Monoclonal antibody therapy has proven to be expensive, and, therefore, it is important to compare the cost-efficacy of a drug such as rituximab(Drug information on rituximab) with other standard therapies for low-grade lymphoma. Two abstracts presented at the 1998 ASH meeting (Sweetenham et al: Blood 92:415a [abstract 1715], 1998; McLaughlin et al: Blood 92:414a [abstract 1712], 1998) independently suggested that rituximab may be a more cost-effective approach than CHOP, fludarabine, or cladribine(Drug information on cladribine) (Leustatin).

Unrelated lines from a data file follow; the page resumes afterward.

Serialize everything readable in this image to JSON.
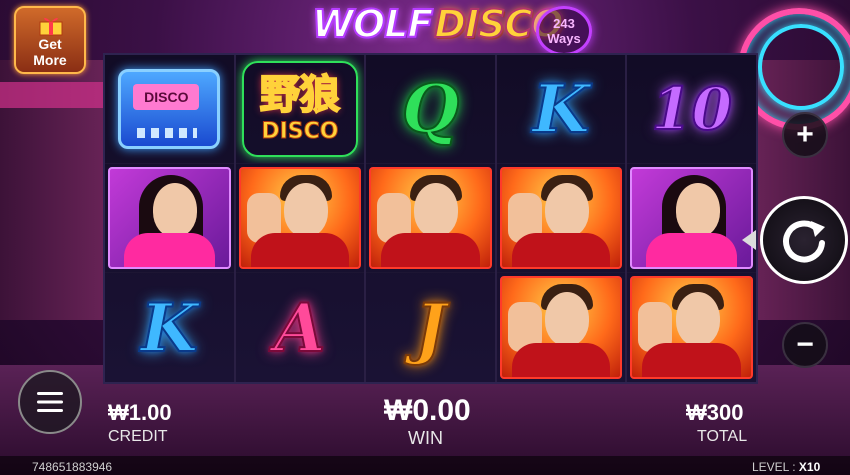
{
  "game": {
    "logo_part1": "WOLF",
    "logo_part2": "DISCO",
    "ways_number": "243",
    "ways_label": "Ways"
  },
  "promo": {
    "label_line1": "Get",
    "label_line2": "More"
  },
  "reels": [
    [
      "pager",
      "lady",
      "K"
    ],
    [
      "wild",
      "man",
      "A"
    ],
    [
      "Q",
      "man",
      "J"
    ],
    [
      "K",
      "man",
      "man"
    ],
    [
      "10",
      "lady",
      "man"
    ]
  ],
  "symbols": {
    "pager_text": "DISCO",
    "wild_text_cn": "野狼",
    "wild_text_en": "DISCO",
    "letters": {
      "Q": "Q",
      "K": "K",
      "A": "A",
      "J": "J",
      "10": "10"
    }
  },
  "controls": {
    "plus": "+",
    "minus": "−",
    "menu": "☰",
    "spin": "↻"
  },
  "info": {
    "credit_value": "₩1.00",
    "credit_label": "CREDIT",
    "win_value": "₩0.00",
    "win_label": "WIN",
    "total_value": "₩300",
    "total_label": "TOTAL"
  },
  "footer": {
    "round_id": "748651883946",
    "level_label": "LEVEL : ",
    "level_value": "X10"
  },
  "colors": {
    "accent_pink": "#ff4fa8",
    "accent_cyan": "#38e0ff",
    "reel_bg": "#120c26"
  }
}
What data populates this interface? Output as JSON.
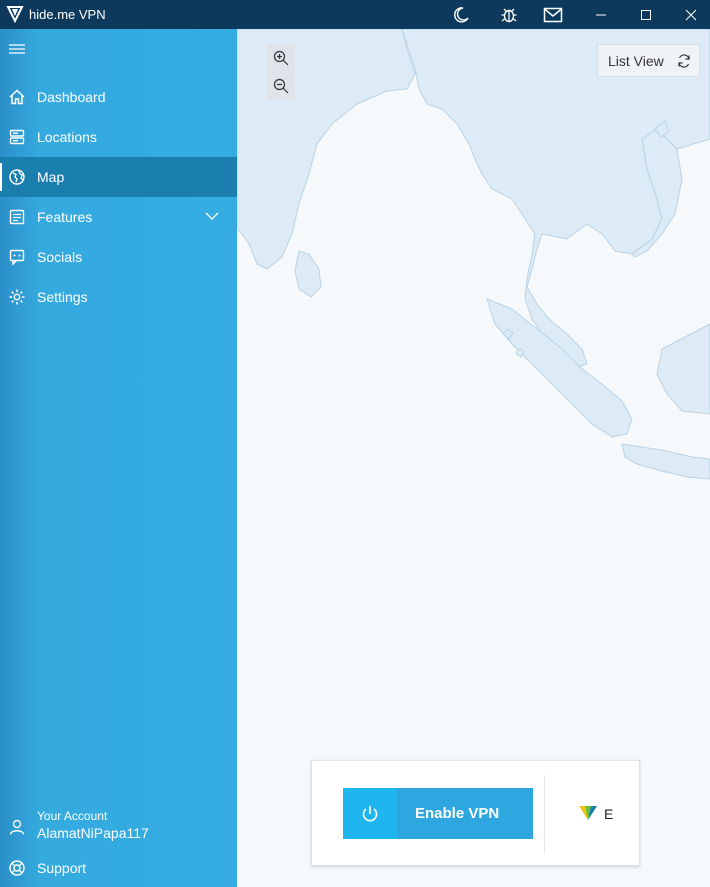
{
  "window": {
    "title": "hide.me VPN"
  },
  "sidebar": {
    "items": [
      {
        "label": "Dashboard"
      },
      {
        "label": "Locations"
      },
      {
        "label": "Map"
      },
      {
        "label": "Features"
      },
      {
        "label": "Socials"
      },
      {
        "label": "Settings"
      }
    ],
    "active": "Map",
    "account_label": "Your Account",
    "account_name": "AlamatNiPapa117",
    "support_label": "Support"
  },
  "map": {
    "list_view_label": "List View",
    "zoom_in_icon": "zoom-in-icon",
    "zoom_out_icon": "zoom-out-icon"
  },
  "vpn": {
    "enable_label": "Enable VPN",
    "server_letter": "E"
  },
  "colors": {
    "sidebar": "#35ace2",
    "sidebar_active": "#1a7eae",
    "titlebar": "#0d3a5c",
    "accent": "#1fb6f0",
    "land": "#dcebf5",
    "marker": "#2a9fd8"
  }
}
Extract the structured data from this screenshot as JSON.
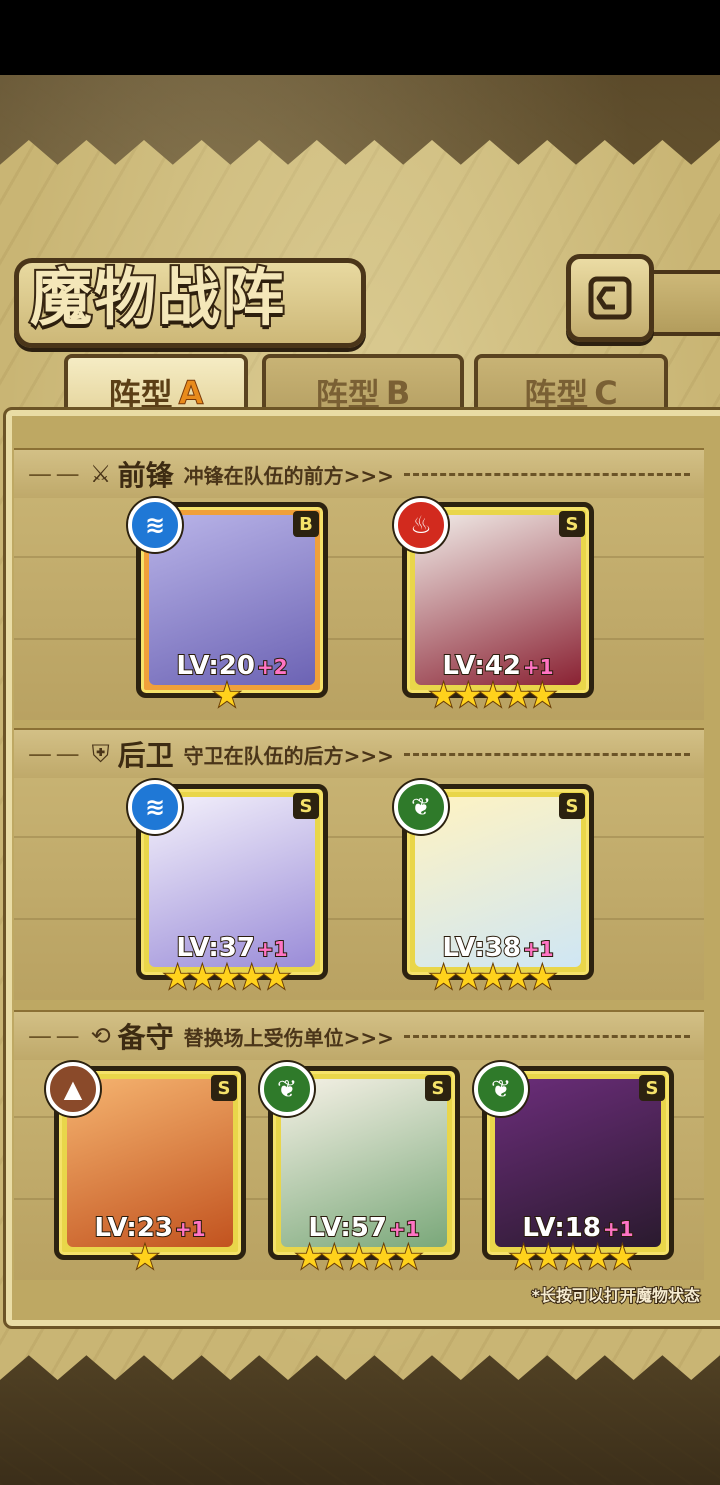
{
  "title": "魔物战阵",
  "tabs": [
    {
      "label_main": "阵型",
      "label_letter": "A",
      "active": true
    },
    {
      "label_main": "阵型",
      "label_letter": "B",
      "active": false
    },
    {
      "label_main": "阵型",
      "label_letter": "C",
      "active": false
    }
  ],
  "sections": {
    "front": {
      "title": "前锋",
      "desc": "冲锋在队伍的前方>>>",
      "icon": "sword-icon"
    },
    "back": {
      "title": "后卫",
      "desc": "守卫在队伍的后方>>>",
      "icon": "shield-icon"
    },
    "reserve": {
      "title": "备守",
      "desc": "替换场上受伤单位>>>",
      "icon": "swap-icon"
    }
  },
  "units": {
    "front": [
      {
        "level": "LV:20",
        "bonus": "+2",
        "rank": "B",
        "stars": 1,
        "element": "water",
        "frame": "orange"
      },
      {
        "level": "LV:42",
        "bonus": "+1",
        "rank": "S",
        "stars": 5,
        "element": "fire",
        "frame": "gold"
      }
    ],
    "back": [
      {
        "level": "LV:37",
        "bonus": "+1",
        "rank": "S",
        "stars": 5,
        "element": "water",
        "frame": "gold"
      },
      {
        "level": "LV:38",
        "bonus": "+1",
        "rank": "S",
        "stars": 5,
        "element": "wind",
        "frame": "gold"
      }
    ],
    "reserve": [
      {
        "level": "LV:23",
        "bonus": "+1",
        "rank": "S",
        "stars": 1,
        "element": "earth",
        "frame": "gold"
      },
      {
        "level": "LV:57",
        "bonus": "+1",
        "rank": "S",
        "stars": 5,
        "element": "wind",
        "frame": "gold"
      },
      {
        "level": "LV:18",
        "bonus": "+1",
        "rank": "S",
        "stars": 5,
        "element": "wind",
        "frame": "gold"
      }
    ]
  },
  "element_colors": {
    "water": "#1f78d6",
    "fire": "#d22a1e",
    "wind": "#2f7a2a",
    "earth": "#8a4a2a"
  },
  "hint": "*长按可以打开魔物状态"
}
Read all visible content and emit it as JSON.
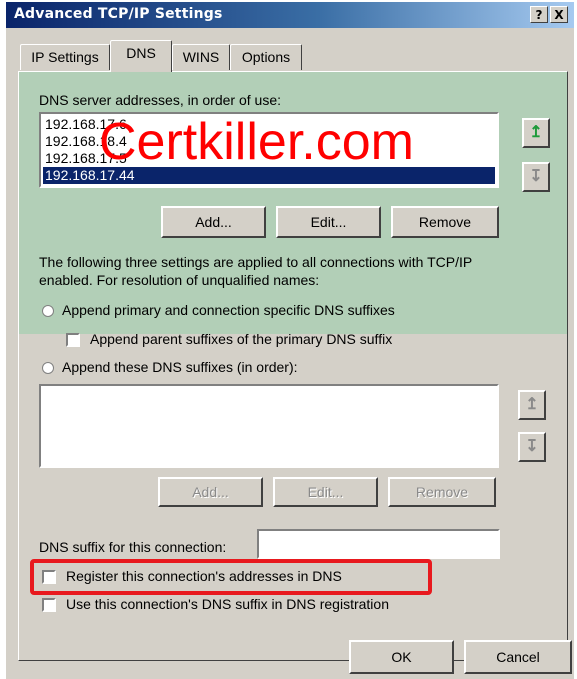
{
  "window": {
    "title": "Advanced TCP/IP Settings",
    "help_label": "?",
    "close_label": "X"
  },
  "tabs": [
    {
      "label": "IP Settings"
    },
    {
      "label": "DNS"
    },
    {
      "label": "WINS"
    },
    {
      "label": "Options"
    }
  ],
  "dns": {
    "servers_label": "DNS server addresses, in order of use:",
    "servers": [
      "192.168.17.6",
      "192.168.18.4",
      "192.168.17.5",
      "192.168.17.44"
    ],
    "selected_server_index": 3,
    "add_label": "Add...",
    "edit_label": "Edit...",
    "remove_label": "Remove",
    "info_text_1": "The following three settings are applied to all connections with TCP/IP",
    "info_text_2": "enabled. For resolution of unqualified names:",
    "option_primary_label": "Append primary and connection specific DNS suffixes",
    "option_parent_label": "Append parent suffixes of the primary DNS suffix",
    "option_these_label": "Append these DNS suffixes (in order):",
    "suffix_add_label": "Add...",
    "suffix_edit_label": "Edit...",
    "suffix_remove_label": "Remove",
    "connection_suffix_label": "DNS suffix for this connection:",
    "connection_suffix_value": "",
    "register_label": "Register this connection's addresses in DNS",
    "use_suffix_label": "Use this connection's DNS suffix in DNS registration"
  },
  "footer": {
    "ok_label": "OK",
    "cancel_label": "Cancel"
  },
  "watermark": "Certkiller.com",
  "colors": {
    "selection": "#0a246a",
    "watermark": "#ff0000",
    "highlight": "#e8191e",
    "up_arrow": "#1e9a3a"
  }
}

At the 1999 ASH meeting, Omnes et al (abstract #420) presented a retrospective analysis of data collected in France comparing CHOP (N = 21), rituximab (N = 50), and fludarabine (N = 28) in the treatment of relapsed, low-grade NHL. Surprisingly, 62% of patients given CHOP and 48% of those given fludarabine were treated as inpatients, for reasons that were not explained.
Rituximab was associated with fewer drug-related reactions requiring hospitalization and, therefore, was considered to be more cost-effective.
However, based on the small size of this analysis, the fact that only hematologic toxicities were considered, and the fact that neither of these chemotherapeutic agents should require inpatient administration, the generalizability of these results is questionable.
Bruce D. Cheson, MD